The usual honking of cars and waving of Egyptian flags after games were missing as the busy roads such as the Ring Road, 6th October City express way went dead, with a countable number of cars enjoying the five-lane stretch.
The Coffee shops were equally affected as they were deserted on Tuesday night with a majority of them going close after the game. Mohamed Sadek, a student of 6th October University describes the result to GNA Sports as the worst in his 25-years of existence and supporting the national team.
“I could not believe my eyes. I knew it was going to be difficult but 6-1, I never imagined. The World Cup dream is over,” he said.

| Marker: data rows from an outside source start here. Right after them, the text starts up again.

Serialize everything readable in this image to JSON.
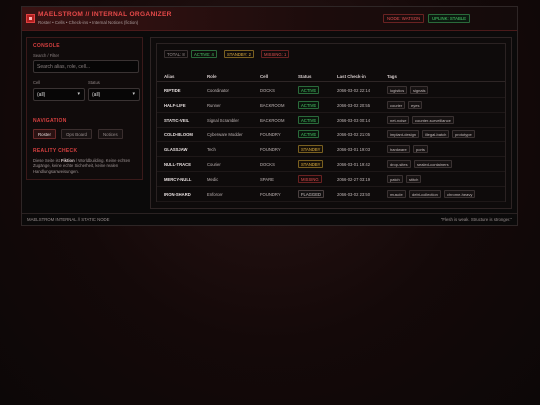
{
  "header": {
    "title": "MAELSTROM // INTERNAL ORGANIZER",
    "subtitle": "Roster • Cells • Check-ins • Internal Notices (fiction)",
    "node_label": "NODE: WATSON",
    "uplink_label": "UPLINK: STABLE"
  },
  "sidebar": {
    "console_title": "CONSOLE",
    "search_label": "Search / Filter",
    "search_placeholder": "Search alias, role, cell...",
    "search_value": "",
    "cell_label": "Cell",
    "cell_value": "(all)",
    "status_label": "Status",
    "status_value": "(all)",
    "navigation_title": "NAVIGATION",
    "nav": [
      "Roster",
      "Ops Board",
      "Notices"
    ],
    "reality_title": "REALITY CHECK",
    "reality_pre": "Diese Seite ist ",
    "reality_bold": "Fiktion",
    "reality_post": " / Worldbuilding. Keine echten Zugänge, keine echte Sicherheit, keine realen Handlungsanweisungen."
  },
  "summary": {
    "total": "TOTAL: 8",
    "active": "ACTIVE: 4",
    "standby": "STANDBY: 2",
    "missing": "MISSING: 1"
  },
  "table": {
    "columns": [
      "Alias",
      "Role",
      "Cell",
      "Status",
      "Last Check-in",
      "Tags"
    ],
    "rows": [
      {
        "alias": "RIPTIDE",
        "role": "Coordinator",
        "cell": "DOCKS",
        "status": "ACTIVE",
        "checkin": "2066-03-02 22:14",
        "tags": [
          "logistics",
          "signals"
        ]
      },
      {
        "alias": "HALF-LIFE",
        "role": "Runner",
        "cell": "BACKROOM",
        "status": "ACTIVE",
        "checkin": "2066-03-02 20:55",
        "tags": [
          "courier",
          "eyes"
        ]
      },
      {
        "alias": "STATIC-VEIL",
        "role": "Signal Scrambler",
        "cell": "BACKROOM",
        "status": "ACTIVE",
        "checkin": "2066-03-03 00:14",
        "tags": [
          "net-noise",
          "counter-surveillance"
        ]
      },
      {
        "alias": "COLD-BLOOM",
        "role": "Cyberware Modder",
        "cell": "FOUNDRY",
        "status": "ACTIVE",
        "checkin": "2066-03-02 21:05",
        "tags": [
          "implant-design",
          "illegal-batch",
          "prototype"
        ]
      },
      {
        "alias": "GLASSJAW",
        "role": "Tech",
        "cell": "FOUNDRY",
        "status": "STANDBY",
        "checkin": "2066-03-01 19:03",
        "tags": [
          "hardware",
          "ports"
        ]
      },
      {
        "alias": "NULL-TRACE",
        "role": "Courier",
        "cell": "DOCKS",
        "status": "STANDBY",
        "checkin": "2066-03-01 19:42",
        "tags": [
          "drop-sites",
          "sealed-containers"
        ]
      },
      {
        "alias": "MERCY-NULL",
        "role": "Medic",
        "cell": "SPARE",
        "status": "MISSING",
        "checkin": "2066-02-27 03:19",
        "tags": [
          "patch",
          "stitch"
        ]
      },
      {
        "alias": "IRON-SHARD",
        "role": "Enforcer",
        "cell": "FOUNDRY",
        "status": "FLAGGED",
        "checkin": "2066-03-02 23:50",
        "tags": [
          "muscle",
          "debt-collection",
          "chrome-heavy"
        ]
      }
    ]
  },
  "footer": {
    "left": "MAELSTROM INTERNAL // STATIC NODE",
    "right": "\"Flesh is weak. Structure is stronger.\""
  }
}
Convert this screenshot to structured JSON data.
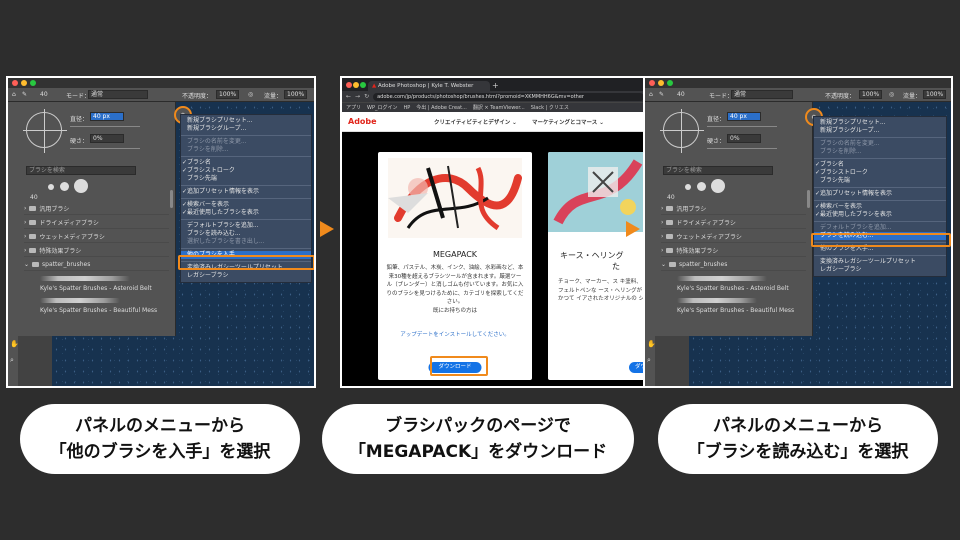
{
  "steps": [
    {
      "caption_line1": "パネルのメニューから",
      "caption_line2": "「他のブラシを入手」を選択"
    },
    {
      "caption_line1": "ブラシパックのページで",
      "caption_line2": "「MEGAPACK」をダウンロード"
    },
    {
      "caption_line1": "パネルのメニューから",
      "caption_line2": "「ブラシを読み込む」を選択"
    }
  ],
  "photoshop": {
    "options": {
      "mode_label": "モード：",
      "mode_value": "通常",
      "opacity_label": "不透明度：",
      "opacity_value": "100%",
      "flow_label": "流量：",
      "flow_value": "100%",
      "brush_size_small": "40"
    },
    "brush_panel": {
      "size_label": "直径：",
      "size_value": "40 px",
      "hardness_label": "硬さ：",
      "hardness_value": "0%",
      "search_placeholder": "ブラシを検索",
      "swatch_label": "40",
      "folders": [
        "汎用ブラシ",
        "ドライメディアブラシ",
        "ウェットメディアブラシ",
        "特殊効果ブラシ",
        "spatter_brushes"
      ],
      "brushes": [
        "Kyle's Spatter Brushes - Asteroid Belt",
        "Kyle's Spatter Brushes - Beautiful Mess"
      ]
    },
    "settings_icon_label": "⚙",
    "menu1": [
      {
        "label": "新規ブラシプリセット...",
        "state": "normal"
      },
      {
        "label": "新規ブラシグループ...",
        "state": "normal"
      },
      {
        "label": "",
        "state": "sep"
      },
      {
        "label": "ブラシの名前を変更...",
        "state": "disabled"
      },
      {
        "label": "ブラシを削除...",
        "state": "disabled"
      },
      {
        "label": "",
        "state": "sep"
      },
      {
        "label": "ブラシ名",
        "state": "check"
      },
      {
        "label": "ブラシストローク",
        "state": "check"
      },
      {
        "label": "ブラシ先端",
        "state": "normal"
      },
      {
        "label": "",
        "state": "sep"
      },
      {
        "label": "追加プリセット情報を表示",
        "state": "check"
      },
      {
        "label": "",
        "state": "sep"
      },
      {
        "label": "検索バーを表示",
        "state": "check"
      },
      {
        "label": "最近使用したブラシを表示",
        "state": "check"
      },
      {
        "label": "",
        "state": "sep"
      },
      {
        "label": "デフォルトブラシを追加...",
        "state": "normal"
      },
      {
        "label": "ブラシを読み込む...",
        "state": "normal"
      },
      {
        "label": "選択したブラシを書き出し...",
        "state": "disabled"
      },
      {
        "label": "",
        "state": "sep"
      },
      {
        "label": "他のブラシを入手...",
        "state": "highlight"
      },
      {
        "label": "",
        "state": "sep"
      },
      {
        "label": "変換済みレガシーツールプリセット",
        "state": "normal"
      },
      {
        "label": "レガシーブラシ",
        "state": "normal"
      }
    ],
    "menu2": [
      {
        "label": "新規ブラシプリセット...",
        "state": "normal"
      },
      {
        "label": "新規ブラシグループ...",
        "state": "normal"
      },
      {
        "label": "",
        "state": "sep"
      },
      {
        "label": "ブラシの名前を変更...",
        "state": "disabled"
      },
      {
        "label": "ブラシを削除...",
        "state": "disabled"
      },
      {
        "label": "",
        "state": "sep"
      },
      {
        "label": "ブラシ名",
        "state": "check"
      },
      {
        "label": "ブラシストローク",
        "state": "check"
      },
      {
        "label": "ブラシ先端",
        "state": "normal"
      },
      {
        "label": "",
        "state": "sep"
      },
      {
        "label": "追加プリセット情報を表示",
        "state": "check"
      },
      {
        "label": "",
        "state": "sep"
      },
      {
        "label": "検索バーを表示",
        "state": "check"
      },
      {
        "label": "最近使用したブラシを表示",
        "state": "check"
      },
      {
        "label": "",
        "state": "sep"
      },
      {
        "label": "デフォルトブラシを追加...",
        "state": "disabled"
      },
      {
        "label": "ブラシを読み込む...",
        "state": "highlight"
      },
      {
        "label": "",
        "state": "sep"
      },
      {
        "label": "他のブラシを入手...",
        "state": "normal"
      },
      {
        "label": "",
        "state": "sep"
      },
      {
        "label": "変換済みレガシーツールプリセット",
        "state": "normal"
      },
      {
        "label": "レガシーブラシ",
        "state": "normal"
      }
    ]
  },
  "browser": {
    "tab_title": "Adobe Photoshop | Kyle T. Webster",
    "new_tab": "+",
    "url": "adobe.com/jp/products/photoshop/brushes.html?promoid=XKMMHH6G&mv=other",
    "bookmarks": [
      "アプリ",
      "WP_ログイン",
      "HP",
      "今出 | Adobe Creat...",
      "翻訳 × TeamViewer...",
      "Slack | クリエス"
    ],
    "nav": {
      "logo": "Adobe",
      "item1": "クリエイティビティとデザイン ⌄",
      "item2": "マーケティングとコマース ⌄"
    },
    "card1": {
      "title": "MEGAPACK",
      "desc": "鉛筆、パステル、木炭、インク、油絵、水彩画など、本来30種を超えるブラシツールが含まれます。厳選ツール（ブレンダー）と消しゴムも付いています。お気に入りのブラシを見つけるために、カテゴリを探索してください。",
      "note": "既にお持ちの方は",
      "link": "アップデートをインストールしてください。",
      "cta": "ダウンロード"
    },
    "card2": {
      "title": "キース・ヘリング",
      "title2": "た",
      "desc": "チョーク、マーカー、ス キ塗料、フェルトペンな ース・ヘリングがかつて イアされたオリジナルの シ",
      "cta": "ダウ"
    }
  },
  "colors": {
    "background": "#2d2d2d",
    "accent": "#f08a1c",
    "highlight": "#2b6fc9"
  }
}
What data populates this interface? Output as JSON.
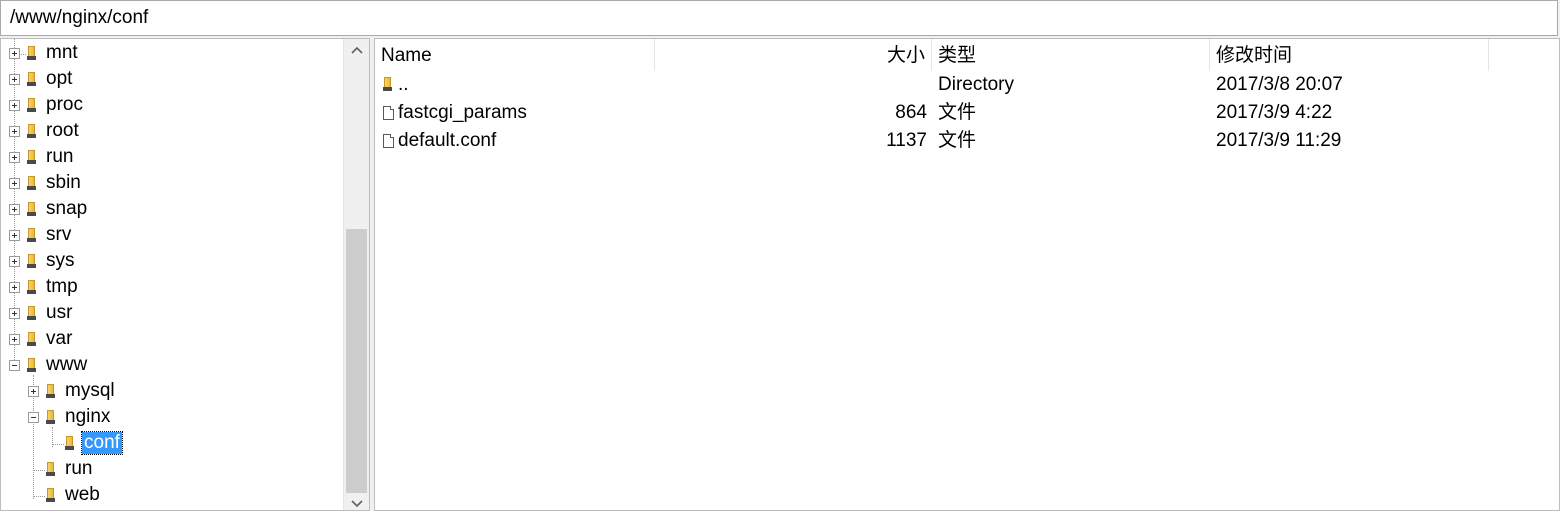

Amar Fawaz, a dyed-in-the-wool Ahly fan has tagged the day a ‘black Tuesday’ for Egyptian football saying “we were totally outplayed. We were out of sort. I will be at the stadium in the return leg but I don’t think the result on that day will make any difference.”
However in suburbs such as Beecho Complex and Maadi, pockets of black Africans partied quietly especially the Ghanaian Muslim community.
A section of Ghanaian Muslims organized a get together to mark the Eid Adha and despite not watching the game, the sound of the music went louder when news filtered in that Ghana had beaten Egypt 6-1.
“I will party throughout the night and during the week. However, I have to pretend not to have an idea of the result of the game when I go to work on Sunday, because they (Egyptians) won’t be happy if you tease them,” observed Fati Awudu, a domestic worker.
With the team, needing to score at least five unanswered goals past the Black Stars in the return encounter on November 19 in Cairo, most of the fans have thrown in the towel and are looking forward to the 2018 FIFA World Cup in Russia.
Meanwhile, there are calls for head coach Bob Bradley to step down ahead of the return encounter.
The American has decided to see out his contract which runs out after the World Cup despite the crushing defeat in Kumasi.
The Egyptian Football Association (EFA) will make a decision on his future upon the team’s return to Cairo on Wednesday.